Racism far exceeds just Black and White or Hispanic and Asian. Often forgotten, the American Indian has experienced a great deal of racism in the U.
Racism far exceeds just Black and White or Hispanic and Asian. Often forgotten, the American Indian has experienced a great deal of racism in the U. Although many people overlook or excuse the behavior of the settlers, this was the home of the Indian person before Christopher Columbus.
Contrary to popular belief, Columbus didn't discover America, the Indians already called this vast land home. And like any person defending their home or territory, the Indians fought to keep their land. It seems a shame that Native Americans are subjected to racism in a country they called their own but they do.
According to the United States Department of Justice Native Americans experience per capita more than twice the rates of violence as the average American citizen.
American Indians are the victim of violence by those of other races more than 70 percent of the time. So why then is the public not aware of these statistics? The answer is horrifyingly simple; the justice system in American does not tend to care for its native sons and daughters.
The DOJ states that some of the problem is reporting of crimes by Indians but they also admit that police officers nationwide are not equipped with the knowledge needed to fight crime within Native tribes. Many times because tribal members live on reservations local police are reluctant or discouraged from responding to crimes against natives.
In affect this leaves many tribes policing themselves that can get difficult because of tribal ties. Racism against Native Americans More good reading: Native Americans in the United States Hundreds of native peoples made up of millions of individuals occupied the lands that would become the United States of America.
During the colonial and independent periods, a long series of Indian Wars were fought with the primary objective of obtaining much of North America as territory of the U.
Through warsmassacre, forced displacement such as in the Trail of Tearsrestriction of food rights, and the imposition of treaties, land was taken and numerous hardships imposed.
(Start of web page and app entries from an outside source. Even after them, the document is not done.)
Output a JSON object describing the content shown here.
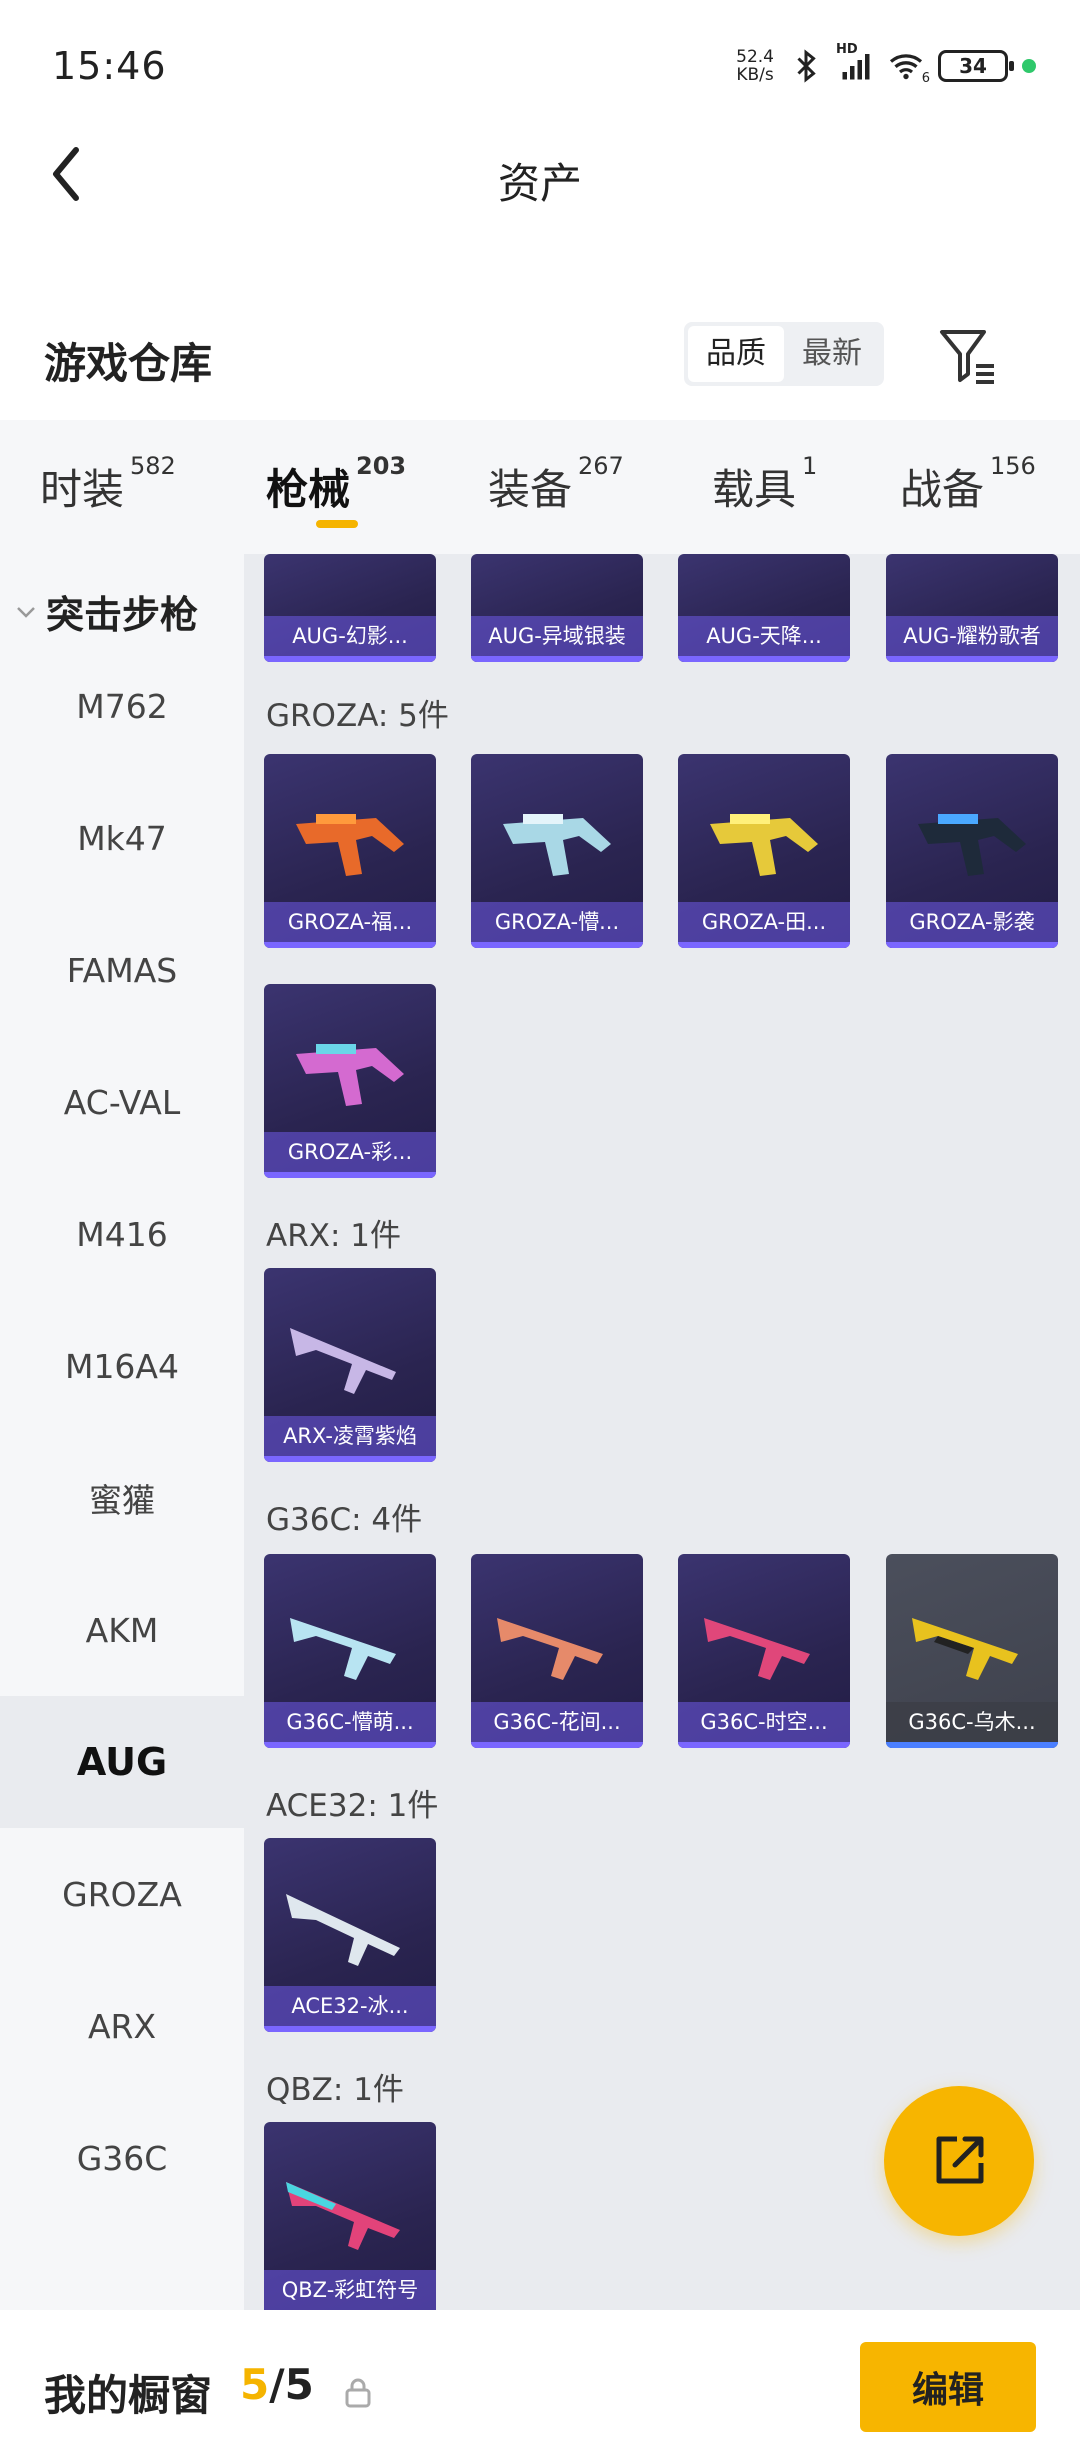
{
  "status_bar": {
    "time": "15:46",
    "speed_value": "52.4",
    "speed_unit": "KB/s",
    "network_tag": "HD",
    "wifi_tag": "6",
    "battery": "34"
  },
  "header": {
    "title": "资产"
  },
  "warehouse": {
    "title": "游戏仓库",
    "sort_options": [
      "品质",
      "最新"
    ],
    "sort_active": "品质"
  },
  "tabs": [
    {
      "label": "时装",
      "count": "582"
    },
    {
      "label": "枪械",
      "count": "203"
    },
    {
      "label": "装备",
      "count": "267"
    },
    {
      "label": "载具",
      "count": "1"
    },
    {
      "label": "战备",
      "count": "156"
    }
  ],
  "sidebar": {
    "heading": "突击步枪",
    "items": [
      "M762",
      "Mk47",
      "FAMAS",
      "AC-VAL",
      "M416",
      "M16A4",
      "蜜獾",
      "AKM",
      "AUG",
      "GROZA",
      "ARX",
      "G36C"
    ],
    "active": "AUG"
  },
  "groups": [
    {
      "label": "",
      "items": [
        "AUG-幻影...",
        "AUG-异域银装",
        "AUG-天降...",
        "AUG-耀粉歌者"
      ]
    },
    {
      "label": "GROZA: 5件",
      "items": [
        "GROZA-福...",
        "GROZA-懵...",
        "GROZA-田...",
        "GROZA-影袭",
        "GROZA-彩..."
      ]
    },
    {
      "label": "ARX: 1件",
      "items": [
        "ARX-凌霄紫焰"
      ]
    },
    {
      "label": "G36C: 4件",
      "items": [
        "G36C-懵萌...",
        "G36C-花间...",
        "G36C-时空...",
        "G36C-乌木..."
      ]
    },
    {
      "label": "ACE32: 1件",
      "items": [
        "ACE32-冰..."
      ]
    },
    {
      "label": "QBZ: 1件",
      "items": [
        "QBZ-彩虹符号"
      ]
    }
  ],
  "bottom_bar": {
    "label": "我的橱窗",
    "current": "5",
    "total": "/5",
    "edit": "编辑"
  },
  "colors": {
    "accent": "#f7b500",
    "card_bg": "#2a2450",
    "content_bg": "#e9ebef"
  }
}
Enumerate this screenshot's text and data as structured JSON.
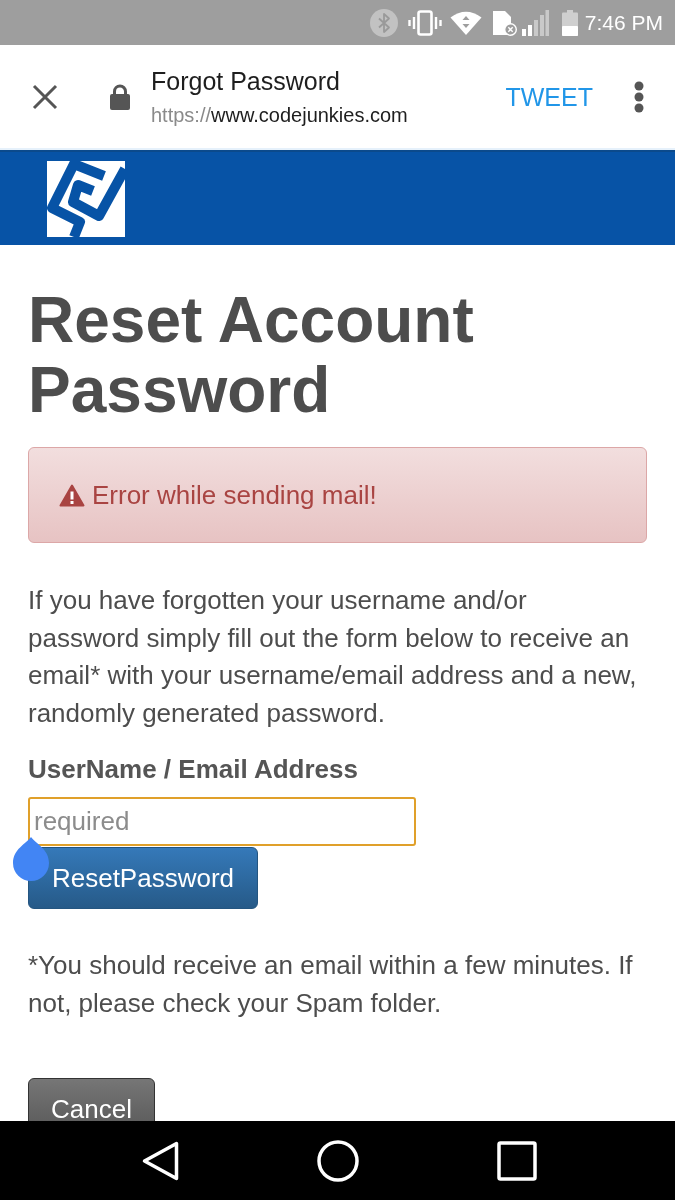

Ideologies justifying the context included stereotypes of Native Americans as "merciless Indian savages" as described in the United States Declaration of Independence and the quasi-religious doctrine of Manifest Destiny which asserted divine blessing for U.
The most rapid invasion occurred in the California gold rush, the first two years of which saw the deaths of tens of thousands of Indians. Following the American invasion, Native Californians were enslaved in the new state from statehood in to Military and civil resistance by Native Americans has been a constant feature of American history.
So too have a variety of debates around issues of sovereignty, the upholding of treaty provisions, and the civil rights of Native Americans under U. Discrimination, marginalization Once their territories were incorporated into the United States, surviving Native Americans were denied equality before the law and often treated as wards of the state.
Tens of thousands of American Indians and Alaska Natives were forced to attend a residential school system which sought to reeducate them in white settler American values, culture and economy--to "kill the Indian, saving the man.
The World watch Institute notes that reservations are threatened by environmental hazards, while Western Shoshone land has been subjected to more than 1, nuclear explosions.
While formal equality has been legally granted, American IndiansAlaska NativesNative Hawaiiansand Pacific Islanders remain among the most economically disadvantaged groups in the country, and suffer from high levels of alcoholism and suicide. Forgotten Story of Indian Slavery When Americans think of slavery, our minds create images of Africans inhumanely crowded aboard ships plying the middle passage from Africa, or of blacks stooped to pick cotton in Southern fields.
We don't conjure images of American Indians chained in coffles and marched to ports like Boston and Charleston, and then shipped to other ports in the Atlantic world.
Yet Indian slavery and an Indian slave trade were ubiquitous in early America. From the Atlantic to the Pacific, and from the Gulf of Mexico to Canada, tens of thousands of America's native peoples were enslaved, many of them transported to lands distant from their homes.
Our historical mythology posits that American Indians could not be enslaved in large numbers because they too readily succumbed to disease when exposed to Europeans and they were too wedded to freedom to allow anyone to own them. Yet many indigenous people developed resistance to European diseases after being exposed to the newcomers for well over a century.There, we can find that at least five ethnic groups in United States, they are, European American, African American, Hispanic American, Asian American, and Native American themselves.
The ethnic disparity (ethnic class) which occurs in United States unfortunately make a racial prejudice and discrimination from the major ethnicity toward the.
Native Americans face serious and perhaps insurmountable economic, social, and political hardships in the United States, many of which start as early in their lives as their basic elementary. Racism against Native Americans.
More good reading:Native Americans in the United States. Hundreds of native peoples made up of millions of individuals occupied the lands that would become the United States of America.
Racism against Native Americans persists A Rosebud Sioux woman reflects on the ways prejudice pervades Rapid City.
The Native American Behind the Stereotype in The Pioneers Throughout the history of American literature, the Native American is rarely presented as a fully developed character; instead, he is degraded to a mere caricature, one deeply rooted in traditional racial prejudices.
Stereotypes and Prejudices. Racism against African-Americans is still prevalent in the United States. Despite laws and other protections against discrimination, African-Americans still face discrimination in housing, employment, and education. Give four examples of discriminatory practices against African-Americans in the United States.